After another round of musical chairs, Glenn led off a set with his air, "Lost," with Troy on piano, followed by a family-themed strathspey and the reel set "Amy's Hockey Reel," "Water in the Gas" and "Kinnon Beaton's." Andrea, Aidan, Martin and Patricia jumped for some of the faster bits. Then it was Aidan's turn, with a slow and lovely tune inspired by a beach in the Outer Hebrides and another, livelier tune that sprang from a dull tour of Germany titled "Bah, Hamburg."
Patricia dialed the energy level down a bit with a mournful song she wrote to the tune of "Hector the Hero," about a fierce and oft-honored soldier in the Scottish army just over a century ago who was accused of homosexuality by jealous peers. Arrested for his alleged transgressions, Hector committed suicide to keep the shame from spreading to his family. Already immortalized in the well-known pipe and fiddle tune, Hector has been resurrected again in Patricia's sad, stirring ballad. Ryan's pipes at the end, soaring over the massed fiddles, was chilling.
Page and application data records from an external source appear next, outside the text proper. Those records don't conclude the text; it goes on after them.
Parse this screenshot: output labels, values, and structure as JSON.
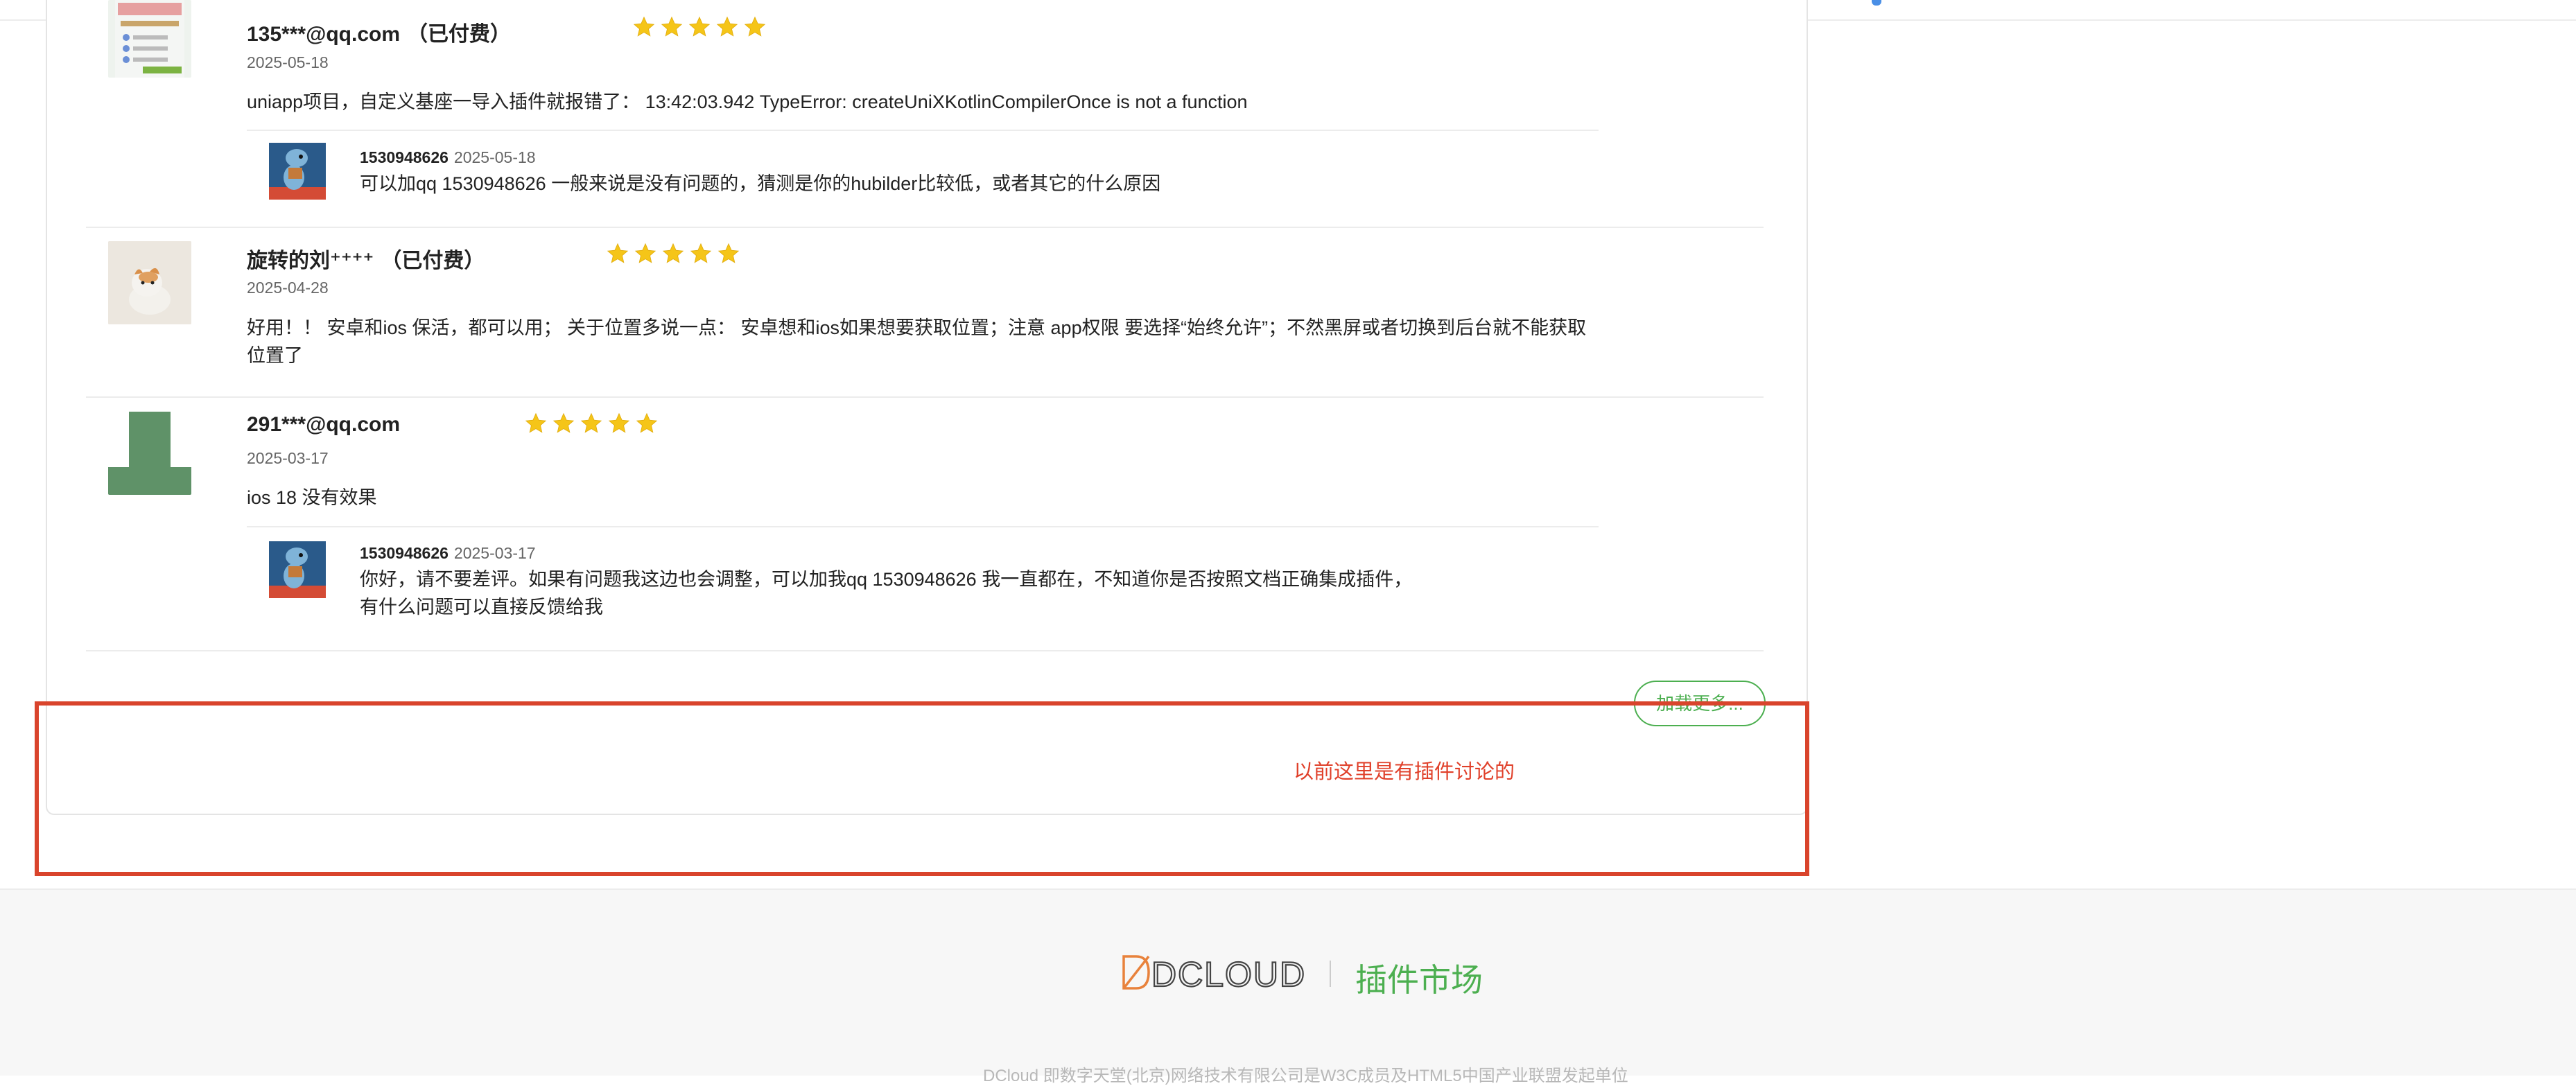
{
  "reviews": [
    {
      "username": "135***@qq.com",
      "paid_label": "（已付费）",
      "rating": 5,
      "date": "2025-05-18",
      "content": "uniapp项目，自定义基座一导入插件就报错了： 13:42:03.942 TypeError: createUniXKotlinCompilerOnce is not a function",
      "reply": {
        "author": "1530948626",
        "date": "2025-05-18",
        "text": "可以加qq 1530948626 一般来说是没有问题的，猜测是你的hubilder比较低，或者其它的什么原因"
      }
    },
    {
      "username": "旋转的刘⁺⁺⁺⁺",
      "paid_label": "（已付费）",
      "rating": 5,
      "date": "2025-04-28",
      "content": "好用！！ 安卓和ios 保活，都可以用； 关于位置多说一点： 安卓想和ios如果想要获取位置；注意 app权限 要选择“始终允许”；不然黑屏或者切换到后台就不能获取位置了"
    },
    {
      "username": "291***@qq.com",
      "paid_label": "",
      "rating": 5,
      "date": "2025-03-17",
      "content": "ios 18 没有效果",
      "reply": {
        "author": "1530948626",
        "date": "2025-03-17",
        "text": "你好，请不要差评。如果有问题我这边也会调整，可以加我qq 1530948626 我一直都在，不知道你是否按照文档正确集成插件，有什么问题可以直接反馈给我"
      }
    }
  ],
  "load_more_label": "加载更多...",
  "annotation_text": "以前这里是有插件讨论的",
  "annotation_color": "#d9442c",
  "footer": {
    "logo_text": "DCLOUD",
    "market_label": "插件市场",
    "copyright": "DCloud 即数字天堂(北京)网络技术有限公司是W3C成员及HTML5中国产业联盟发起单位"
  },
  "colors": {
    "accent_green": "#4caf50",
    "star": "#f5c518",
    "logo_orange": "#e8823c"
  }
}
Aidan announced the close of "our spasm of music" with a final group blast. It was, as so many festival concerts are, over way too soon. But I headed out of Mabou content in the knowledge that the tradition of composition is being carried forward with pride by a gifted generation of young musicians who pour their hearts and souls into every note.
Nine of the 10 musicians -- lacking Ryan, who "fell into bad company somewhere in Mabou" -- reprised their music and their crowd-pleasing success at the Festival Club that night with three sets ("Frank & Flo's," "Girls & Boisdale" and "A Night in Skye") bracketing another take of "Hector the Hero."
Patricia noted later that 35 to 40 percent of the music performed Wednesday night was scribed during the preceding four days, while the rest was arranged from songs and tunes the 10 musicians had brought with them to the four-day writing session. The isolation, she noted, was useful. "It really took us out of things and allowed us to focus on our writing."
20 October 2007